As part of investigation, the EC will assess whether Spain's €440m ($523.5m) environmental incentive for coal power plants is in line with European Union (EU) State aid rules.

Since the introductioon of environmental incentive scheme in 2007, 14 coal-fired power plants have received €8,750 ($10,444) per year in exchange for installing sulfur oxide filters, to reduce emissions below certain limits.

Over the last 10 years, the power plants have received more than €440m in total in public support, with payments expected to continue until 2020.

The Commission said that the Spain did not notify about this measure to it for assessment under EU State aid rules.

European Commissioner for Competition Margrethe Vestager said: "We currently believe that this Spanish scheme did not incentivise coal power plants to reduce harmful sulphur oxide emissions – they were already under an obligation to do so under EU environmental law.

“Therefore, we are concerned that the support gave these coal power plants an unfair competitive advantage. We will now investigate this issue further."

The Commission raised concerns that Spain’s environmental incentive support used by the power plants has given them an unfair advantage.

The commission said: “If confirmed, this means that the scheme did not actually have any environmental incentive effect.

“Furthermore, the financial support may breach a long-standing principle of EU State aid rules, namely that Member States may not grant State aid to companies to meet mandatory environmental EU standards.”

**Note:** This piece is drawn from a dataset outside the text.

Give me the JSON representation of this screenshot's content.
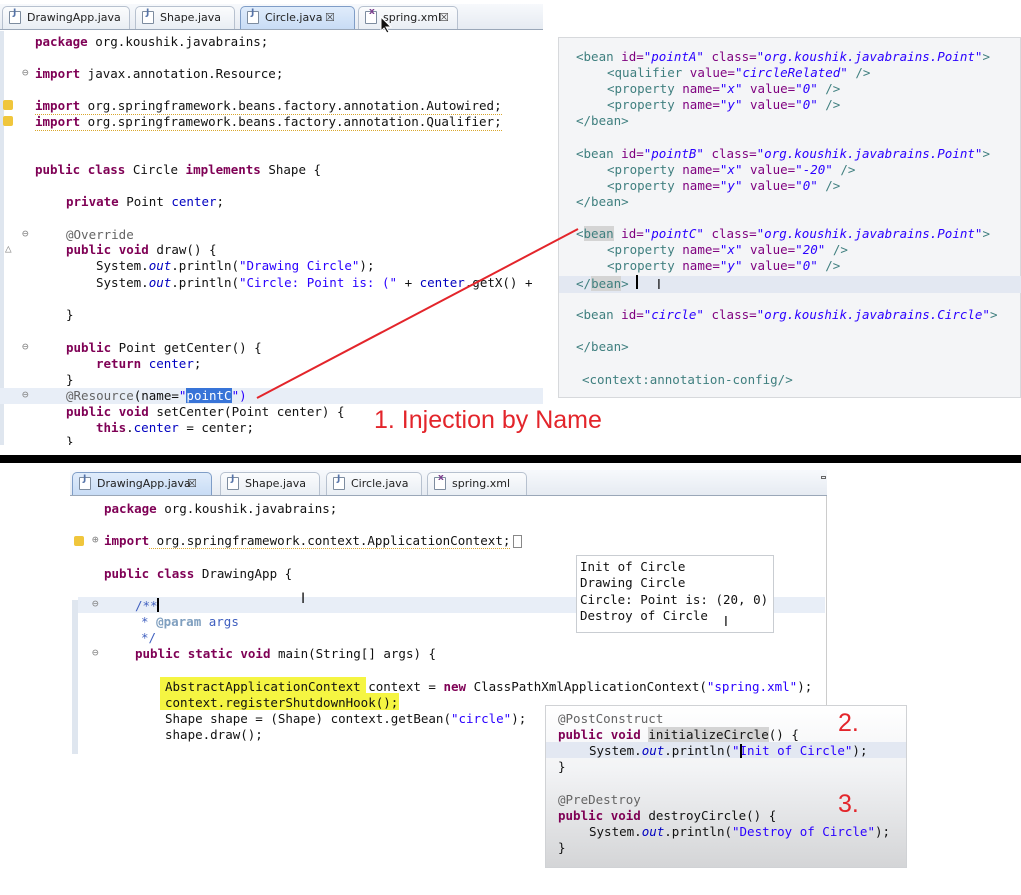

Image: About 14 coal-fired power plants in Spain have received €440m in environmental incentive since 2007. Photo: courtesy of John Kasawa/